Best Trail

A short trail leads to an overlook of the tidal river area, but watch out for poison-ivy and ticks.

Instagram-worthy Photo

The live oak trees growing on the property are beautiful with twisting branches draped in Spanish moss.

Peak Season

Summer

Hours

https://www.nps.gov/chpi/planyourvisit/hours.htm

Fees

None

Road Conditions

The access roads are paved except for the last part on NPS property which is well-packed sand and gravel.

Camping

No camping at the site, but there are options outside Charleston in Francis Marion National Forest.

Related Sites

Fort Sumter and Fort Moultrie National Historical Park (South Carolina)

Reconstruction Era National Monument (South Carolina)

Ninety Six National Historic Site (South Carolina)

Explore More – The NPS property is only 28 acres of the original 715-acre Snee Farm, part of the original royal land grant given to Richard Butler in what year?

Maggie L. Walker National Historic Site

Overview

If you visit Richmond National Battlefield Park in Virginia, do not miss the other National Park Service (NPS) site in that city.  Maggie L. Walker was an African American philanthropist that started the St. Luke Penny Savings Bank in 1902 and was the only female bank president in the U.S. at the time.  As a member of the Independent Order of St. Luke since age 14, she also helped establish a newspaper and department store to help the local African American community.

Highlights

Museum, film, house tour, Jackson Ward National Historic Landmark District

Must-Do Activity

The 1930s-era home of this Civil Rights advocate can only be entered on an NPS ranger guided tour.  Walker lived in the oft-expanded, 28-room house from 1904 until her death thirty years later, and almost every piece of furniture in the house is original.  The NPS visitor center at 600 N 2nd Street is very small, but they do show a short film inside the tiny museum, which provides a good introduction before the tour.

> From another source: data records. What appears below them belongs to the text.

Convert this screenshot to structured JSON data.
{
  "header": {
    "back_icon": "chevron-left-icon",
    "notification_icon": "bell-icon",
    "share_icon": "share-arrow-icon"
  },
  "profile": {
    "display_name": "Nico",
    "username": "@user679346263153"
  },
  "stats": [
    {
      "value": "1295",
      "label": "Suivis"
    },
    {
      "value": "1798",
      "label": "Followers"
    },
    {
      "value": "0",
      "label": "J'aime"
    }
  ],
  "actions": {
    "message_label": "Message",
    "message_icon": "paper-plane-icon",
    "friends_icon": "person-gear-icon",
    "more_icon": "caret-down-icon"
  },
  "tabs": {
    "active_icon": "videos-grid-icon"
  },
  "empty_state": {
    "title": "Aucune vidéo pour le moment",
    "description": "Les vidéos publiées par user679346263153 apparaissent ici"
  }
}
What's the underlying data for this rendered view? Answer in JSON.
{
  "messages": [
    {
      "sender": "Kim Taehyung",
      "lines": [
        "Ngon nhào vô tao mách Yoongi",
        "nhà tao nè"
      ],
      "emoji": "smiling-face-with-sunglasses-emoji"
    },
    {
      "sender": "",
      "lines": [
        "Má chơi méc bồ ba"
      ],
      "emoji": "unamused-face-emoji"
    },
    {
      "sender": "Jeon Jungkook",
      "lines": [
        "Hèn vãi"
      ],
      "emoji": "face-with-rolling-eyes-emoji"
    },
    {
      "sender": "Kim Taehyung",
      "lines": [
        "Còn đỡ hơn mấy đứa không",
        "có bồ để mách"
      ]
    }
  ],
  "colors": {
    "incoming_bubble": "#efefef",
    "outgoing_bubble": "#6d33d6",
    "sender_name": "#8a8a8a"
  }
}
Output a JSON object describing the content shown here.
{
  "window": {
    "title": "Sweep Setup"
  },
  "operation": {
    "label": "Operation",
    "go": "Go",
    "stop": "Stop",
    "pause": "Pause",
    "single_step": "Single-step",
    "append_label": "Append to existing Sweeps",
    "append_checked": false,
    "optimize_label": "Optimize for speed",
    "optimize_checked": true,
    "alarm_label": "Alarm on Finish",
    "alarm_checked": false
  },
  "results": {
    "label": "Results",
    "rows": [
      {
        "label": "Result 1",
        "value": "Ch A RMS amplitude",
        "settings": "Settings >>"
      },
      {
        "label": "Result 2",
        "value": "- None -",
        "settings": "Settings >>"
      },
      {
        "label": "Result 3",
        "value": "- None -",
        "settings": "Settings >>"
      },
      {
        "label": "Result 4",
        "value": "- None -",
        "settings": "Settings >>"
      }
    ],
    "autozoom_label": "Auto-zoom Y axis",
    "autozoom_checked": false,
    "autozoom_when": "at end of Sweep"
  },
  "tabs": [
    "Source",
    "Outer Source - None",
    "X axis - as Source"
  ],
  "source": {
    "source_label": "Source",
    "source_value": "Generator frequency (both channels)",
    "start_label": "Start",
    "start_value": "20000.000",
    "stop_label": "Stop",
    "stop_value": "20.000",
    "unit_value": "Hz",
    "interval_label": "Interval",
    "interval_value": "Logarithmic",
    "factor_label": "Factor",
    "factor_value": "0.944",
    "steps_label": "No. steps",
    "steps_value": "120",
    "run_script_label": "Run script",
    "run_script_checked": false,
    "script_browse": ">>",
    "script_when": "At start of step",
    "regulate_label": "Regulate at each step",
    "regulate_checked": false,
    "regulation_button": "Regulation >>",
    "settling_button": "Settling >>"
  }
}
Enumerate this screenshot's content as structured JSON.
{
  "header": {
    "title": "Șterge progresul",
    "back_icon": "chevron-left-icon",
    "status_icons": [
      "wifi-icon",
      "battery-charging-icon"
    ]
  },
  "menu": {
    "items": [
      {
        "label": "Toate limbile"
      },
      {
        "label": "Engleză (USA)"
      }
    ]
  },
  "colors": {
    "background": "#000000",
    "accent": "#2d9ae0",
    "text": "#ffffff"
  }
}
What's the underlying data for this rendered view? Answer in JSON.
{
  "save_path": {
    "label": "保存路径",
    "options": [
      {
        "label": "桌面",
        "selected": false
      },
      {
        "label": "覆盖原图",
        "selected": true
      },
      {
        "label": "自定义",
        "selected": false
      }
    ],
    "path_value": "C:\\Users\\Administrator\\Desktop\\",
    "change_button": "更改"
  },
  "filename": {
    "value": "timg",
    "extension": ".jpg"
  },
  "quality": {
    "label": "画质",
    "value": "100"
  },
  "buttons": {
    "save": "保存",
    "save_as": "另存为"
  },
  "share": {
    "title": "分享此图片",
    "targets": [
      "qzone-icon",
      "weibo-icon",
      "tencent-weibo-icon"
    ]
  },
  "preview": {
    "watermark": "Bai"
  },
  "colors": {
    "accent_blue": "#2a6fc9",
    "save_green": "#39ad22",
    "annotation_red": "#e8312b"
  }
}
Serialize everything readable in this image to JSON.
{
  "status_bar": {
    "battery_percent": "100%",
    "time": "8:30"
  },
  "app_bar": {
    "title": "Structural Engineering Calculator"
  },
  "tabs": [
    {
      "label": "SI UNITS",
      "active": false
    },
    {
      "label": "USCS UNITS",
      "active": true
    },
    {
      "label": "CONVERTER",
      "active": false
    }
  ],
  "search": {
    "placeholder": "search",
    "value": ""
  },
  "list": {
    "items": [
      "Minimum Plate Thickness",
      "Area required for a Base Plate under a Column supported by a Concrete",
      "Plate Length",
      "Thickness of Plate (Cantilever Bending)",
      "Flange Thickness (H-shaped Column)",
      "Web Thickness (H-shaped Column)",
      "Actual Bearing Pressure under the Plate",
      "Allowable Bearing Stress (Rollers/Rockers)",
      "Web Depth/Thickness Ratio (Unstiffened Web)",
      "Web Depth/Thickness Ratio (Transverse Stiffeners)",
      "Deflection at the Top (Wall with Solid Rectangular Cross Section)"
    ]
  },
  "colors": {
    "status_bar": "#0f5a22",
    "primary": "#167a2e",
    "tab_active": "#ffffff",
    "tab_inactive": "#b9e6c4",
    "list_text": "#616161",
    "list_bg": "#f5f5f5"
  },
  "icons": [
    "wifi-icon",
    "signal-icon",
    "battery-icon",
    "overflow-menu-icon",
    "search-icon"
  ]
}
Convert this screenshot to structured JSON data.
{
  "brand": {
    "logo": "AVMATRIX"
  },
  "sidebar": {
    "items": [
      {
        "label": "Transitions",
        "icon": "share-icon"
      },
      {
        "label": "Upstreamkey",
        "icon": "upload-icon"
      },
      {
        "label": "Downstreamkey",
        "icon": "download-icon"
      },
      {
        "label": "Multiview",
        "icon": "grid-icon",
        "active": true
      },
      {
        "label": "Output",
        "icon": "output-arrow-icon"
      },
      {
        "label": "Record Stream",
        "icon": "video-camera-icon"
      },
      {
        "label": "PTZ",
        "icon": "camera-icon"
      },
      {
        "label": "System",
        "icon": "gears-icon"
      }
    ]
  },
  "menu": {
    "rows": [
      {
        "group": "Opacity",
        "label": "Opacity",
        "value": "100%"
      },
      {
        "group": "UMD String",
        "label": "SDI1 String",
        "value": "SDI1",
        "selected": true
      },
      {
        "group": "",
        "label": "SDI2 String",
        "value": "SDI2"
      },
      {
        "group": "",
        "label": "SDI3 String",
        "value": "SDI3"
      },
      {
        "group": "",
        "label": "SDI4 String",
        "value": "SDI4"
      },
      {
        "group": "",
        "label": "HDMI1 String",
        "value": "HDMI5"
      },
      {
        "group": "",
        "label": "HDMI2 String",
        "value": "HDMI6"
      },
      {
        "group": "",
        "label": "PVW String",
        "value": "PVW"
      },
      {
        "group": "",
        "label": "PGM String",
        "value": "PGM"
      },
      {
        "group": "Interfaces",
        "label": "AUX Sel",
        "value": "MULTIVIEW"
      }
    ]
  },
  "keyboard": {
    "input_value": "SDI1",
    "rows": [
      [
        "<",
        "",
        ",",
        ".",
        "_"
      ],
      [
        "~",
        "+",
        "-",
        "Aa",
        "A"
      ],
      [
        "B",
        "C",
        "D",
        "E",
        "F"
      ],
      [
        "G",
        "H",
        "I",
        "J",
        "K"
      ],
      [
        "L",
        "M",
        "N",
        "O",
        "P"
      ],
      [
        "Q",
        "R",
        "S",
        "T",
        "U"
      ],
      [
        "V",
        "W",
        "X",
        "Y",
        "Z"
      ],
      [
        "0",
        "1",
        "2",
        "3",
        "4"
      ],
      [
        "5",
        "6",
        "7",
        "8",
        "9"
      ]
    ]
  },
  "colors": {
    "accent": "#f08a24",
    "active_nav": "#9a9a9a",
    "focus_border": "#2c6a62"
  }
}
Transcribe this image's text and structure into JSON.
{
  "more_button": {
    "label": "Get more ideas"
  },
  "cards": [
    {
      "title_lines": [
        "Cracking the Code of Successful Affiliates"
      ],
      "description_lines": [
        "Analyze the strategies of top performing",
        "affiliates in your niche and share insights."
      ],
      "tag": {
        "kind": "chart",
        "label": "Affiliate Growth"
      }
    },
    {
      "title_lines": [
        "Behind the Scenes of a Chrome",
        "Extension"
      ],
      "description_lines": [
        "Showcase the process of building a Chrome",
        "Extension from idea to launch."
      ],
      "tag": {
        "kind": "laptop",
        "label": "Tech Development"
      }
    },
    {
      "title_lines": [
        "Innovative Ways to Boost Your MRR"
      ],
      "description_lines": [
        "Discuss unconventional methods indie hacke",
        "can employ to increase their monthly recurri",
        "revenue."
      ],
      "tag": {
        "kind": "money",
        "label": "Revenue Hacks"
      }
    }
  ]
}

Best Trail

None

Instagram-worthy Photo

The master bathroom includes a bidet, which is not something we have seen on any of the other NPS house tours we have taken (and we have been on a lot!).

Peak Season

Summer

Hours

https://www.nps.gov/mawa/planyourvisit/hours.htm

Fees

None

Road Conditions

Street parking is required as there is not a designated lot.

Camping

Pocahontas State Park and Forest offers a campground with running water just outside Richmond, Virginia.

Related Sites

Richmond National Battlefield Park (Virginia)

Mary McLeod Bethune Council House National Historic Site (District of Columbia)

Fort Monroe National Monument (Virginia)

Explore More – The Walker family owned the house until the NPS took ownership of the 1.25-acre property in what year?